10:30-11:00 AM  – Coffee Break and Trade Show, Sponsored by CHS Nutrition  
11:00-12:15 AM – Workshops:

  • Agriculturalists & Meteorologists-Deciphering the Weather, Megan Vandenheuval, National Weather Service
  • Sustainability and Stewardship Practices to Benefit Your Bottom Line, Leon LaSalle, LaSalle Ranch, Inc
  • Generation Elvis to Bieber: Generational Differences in the Workplace and How to Succeed Among All Age Groups, Jaime Edmundson, Montana FFA Foundation

12:30-1:45 PM – Lunch – Our Leadership Journey, Dan Manella, Cherry Creek Radio – Sponsored by Montana Farm Bureau Foundation
1:45-3:00 PM – Workshops:

  • Food For Thought? Discussion Panel, Carrie Mess AKA Dairy Carrie & Ryan Goodman
  • How the Organic Movement Effects Our Business, Bob Quinn, President of Kamut International
  • Estate Planning: Keeping the Ground in the Family, John Heyneman, Plank Stewardship Initiative

3:00-3:30 PM – Coffee Break and Trade Show, Sponsored by MT Livestock Ag Credit
3:30-5:00 PM – Entrepreneur Spotlights: Sponsored by Montana Land Reliance

3:30-4:00: Prairie Heritage Farm w/ Electric City Coffee
4:00-4:30: Parker’s Hangover Tonic
4:30-5:00: PinkSpurs & Co.

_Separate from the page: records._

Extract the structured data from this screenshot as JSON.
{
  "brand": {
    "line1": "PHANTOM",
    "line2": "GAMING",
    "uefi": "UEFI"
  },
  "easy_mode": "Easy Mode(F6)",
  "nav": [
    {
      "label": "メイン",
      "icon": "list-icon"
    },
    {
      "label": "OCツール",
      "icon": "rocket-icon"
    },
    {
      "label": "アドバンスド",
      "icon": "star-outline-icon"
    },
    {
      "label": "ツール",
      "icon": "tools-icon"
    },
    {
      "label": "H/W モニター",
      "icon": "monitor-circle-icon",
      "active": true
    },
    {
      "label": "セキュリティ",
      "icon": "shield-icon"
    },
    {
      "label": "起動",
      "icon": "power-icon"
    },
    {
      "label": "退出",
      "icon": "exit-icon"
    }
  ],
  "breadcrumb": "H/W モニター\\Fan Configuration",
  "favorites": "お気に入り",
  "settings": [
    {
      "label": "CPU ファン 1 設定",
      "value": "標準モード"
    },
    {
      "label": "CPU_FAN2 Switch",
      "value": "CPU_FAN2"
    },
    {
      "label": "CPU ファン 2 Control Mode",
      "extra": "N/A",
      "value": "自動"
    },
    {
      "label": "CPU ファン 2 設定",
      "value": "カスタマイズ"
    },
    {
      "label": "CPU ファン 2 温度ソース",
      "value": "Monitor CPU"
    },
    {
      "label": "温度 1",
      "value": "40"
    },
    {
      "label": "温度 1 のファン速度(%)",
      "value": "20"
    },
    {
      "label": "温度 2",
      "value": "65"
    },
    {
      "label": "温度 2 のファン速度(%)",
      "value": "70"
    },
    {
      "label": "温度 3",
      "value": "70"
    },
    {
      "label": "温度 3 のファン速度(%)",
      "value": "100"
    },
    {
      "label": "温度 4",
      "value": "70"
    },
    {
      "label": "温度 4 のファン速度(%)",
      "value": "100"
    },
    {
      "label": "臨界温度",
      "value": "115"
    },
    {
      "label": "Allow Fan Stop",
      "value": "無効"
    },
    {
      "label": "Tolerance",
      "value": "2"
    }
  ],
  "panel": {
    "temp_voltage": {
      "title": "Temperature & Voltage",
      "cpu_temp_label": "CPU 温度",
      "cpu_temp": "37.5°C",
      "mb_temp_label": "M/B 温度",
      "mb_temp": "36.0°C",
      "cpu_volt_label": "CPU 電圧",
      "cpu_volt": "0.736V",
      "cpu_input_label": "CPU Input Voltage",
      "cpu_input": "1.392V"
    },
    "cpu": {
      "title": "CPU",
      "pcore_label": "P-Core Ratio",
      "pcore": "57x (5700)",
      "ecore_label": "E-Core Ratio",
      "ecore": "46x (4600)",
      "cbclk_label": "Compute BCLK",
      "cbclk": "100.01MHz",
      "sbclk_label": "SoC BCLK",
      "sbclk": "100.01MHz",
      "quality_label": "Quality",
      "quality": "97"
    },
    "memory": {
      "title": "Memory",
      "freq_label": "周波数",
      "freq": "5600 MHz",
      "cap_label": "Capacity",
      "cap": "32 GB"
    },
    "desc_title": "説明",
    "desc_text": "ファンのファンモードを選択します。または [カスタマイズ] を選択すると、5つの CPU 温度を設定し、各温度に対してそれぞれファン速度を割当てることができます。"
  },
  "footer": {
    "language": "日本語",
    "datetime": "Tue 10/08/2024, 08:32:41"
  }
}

5:30 PM – Buses Depart for Centene Stadium
6:00 PM – Social, Sponsored by Northwest Farm Credit
6:30 PM – Dinner and Dance at Centene Stadium, Sponsored by Montana Beef Council, Stockman Bank & Farmers Union Insurance

Sunday, October 2

9:00-10:30AM – Closing Breakfast, “What Do Our Customers Really Want From Us?”, Carrie Mess, AKA Dairy Carrie, Sponsored by Mountain West Farm Bureau Mutual Insurance Co.

 

To REGISTER head to the Montana Farm Bureau Federation’s website or download the form HERE. Register before September 23rd to take advantage of early bird pricing!